A "switch" was "misplaced" yesterday morning on the New York and Newark Railway, and another terrible accident occurred to make an additional blot on the dark history of American railroads. Four faithful men were killed in the discharge of duty, and eleven other persons were more or less dangerously wounded.
At 8 1/4 yesterday morning, the 7 3/4 train from New York, drawn by the locomotive Aurora, and the 8:05 train from Newark, drawn by the engine Plainfield, were approaching the Passaic Bridge, which is about two miles this side of the Newark Depot, from opposite directions, the Aurora on the north track going west, and the Plainfield on the south one going east. Both trains were exactly on time, and both were moving with great velocity. About a quarter of a mile west of the river lies a pretty little piece of woods through which the railroad runs, crossing a wide marsh on this side of the grove, and entering the outskirts of Newark immediately on the other side. In this copse an extra track has been laid, diagonally across the regular tracks, for the use of a dirt-train, and this additional track of course makes a switch necessary. Just as FRANK KERMAN, the engineer of the Plainfield sighted through the trees the Aurora's train thundering toward him, at the rate of thirty miles an hour, yesterday, he also got a glimpse of the switch signal, and his blood ran cold as he saw that the switch had been left open, and that in one minute his train would be thrown into the same track with the approaching one. He whistled down brakes three times violently, and attempted to slow up, but only a hundred yards intervened -- the New York train came thundering on unconscious of danger --

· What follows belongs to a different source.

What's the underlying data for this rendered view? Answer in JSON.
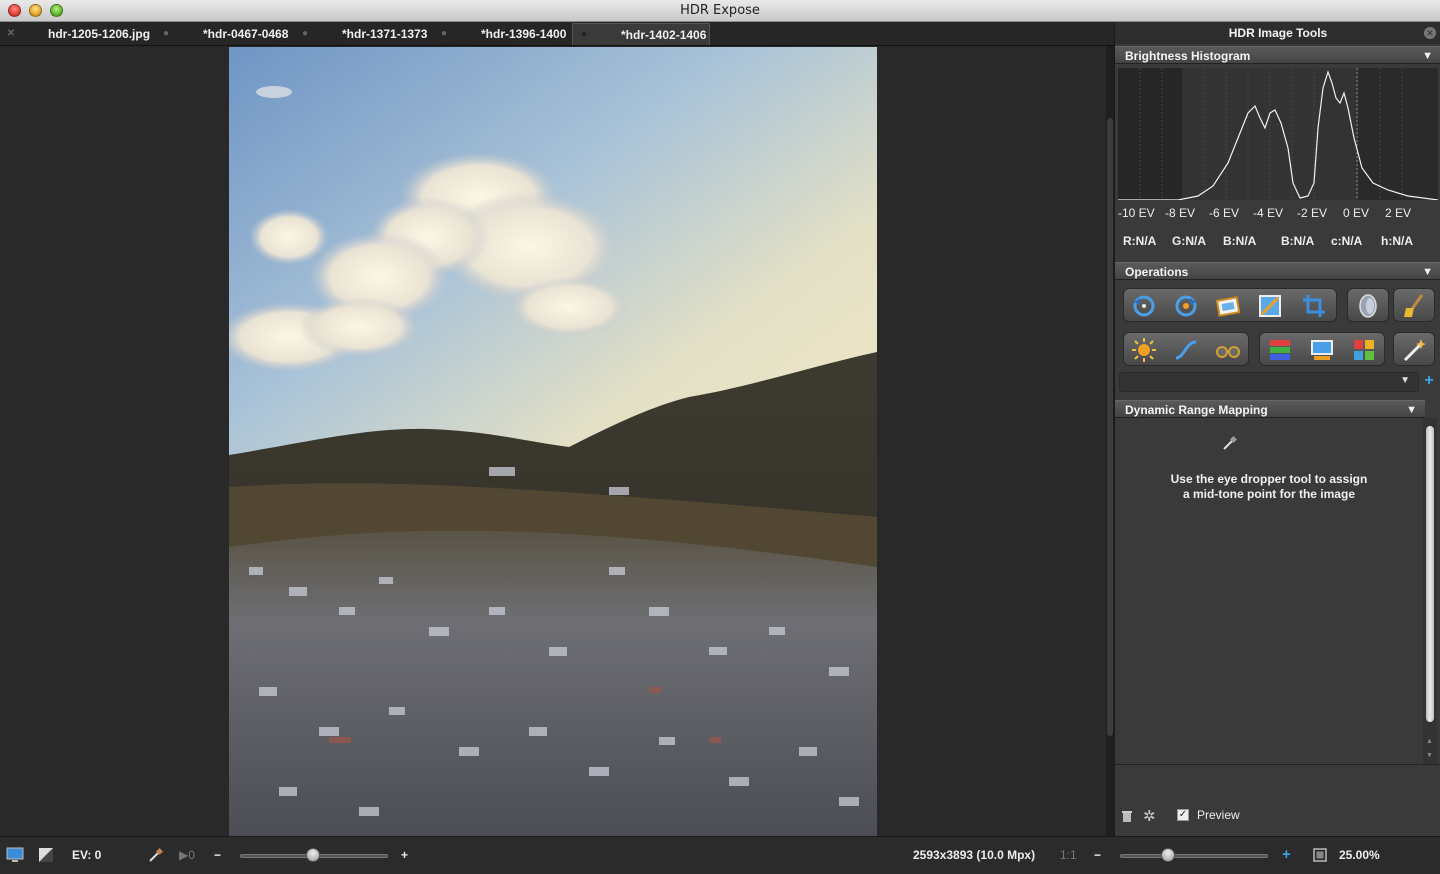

and before the speed was percaptibly reduced the Plainfield caught the wide switch and was thrown off on to the ties, pitching into the Aurora almost simultaneously, striking her on the quarter.
In the marshy field on the side of the track just on the very edge of the wood, not forty feet from the track, Theodore Wilson and George Jazors were mowing, and the terrible scene was enacted almost over their heads, they being, with two exceptions, the only eye-witnesses of it. Wilson says: "I was mowing with my back turned when I heard the Plainfield whistle furiously, and turning saw her train approaching the swith at high speed, the Aurora being then distant about a hundred yards, toward the river. I suddenly saw pieces of wood fly out of the tender of the Plainfield, and then the engine itself began bouncing over the sleepers. The motions of the train were like three jumps, the whistle screeching furiously all the while, and the jolting on the sleepers making such a noise that it was heard at my father's farmhouse, half a mile off. I hardly had time to realize the danger before crash !! the two came together with a sound like thunder, both boilers bursting simutaneously. The engines seemed to stand on their hinder wheels, and plow into each other, twenty feet up in the air. The smoke and steam rushing out almost obscured the view, but the Aurora could be seen to balance in the air a second and then came crashing into the ditch, the tender shooting over from behind and falling on top of her with a fearful crash, shaking the house at a half mile's distance. Two of the cars attached to her telescoped at once and caught fire.

Continued on Page 2.

article | by Dr. Radut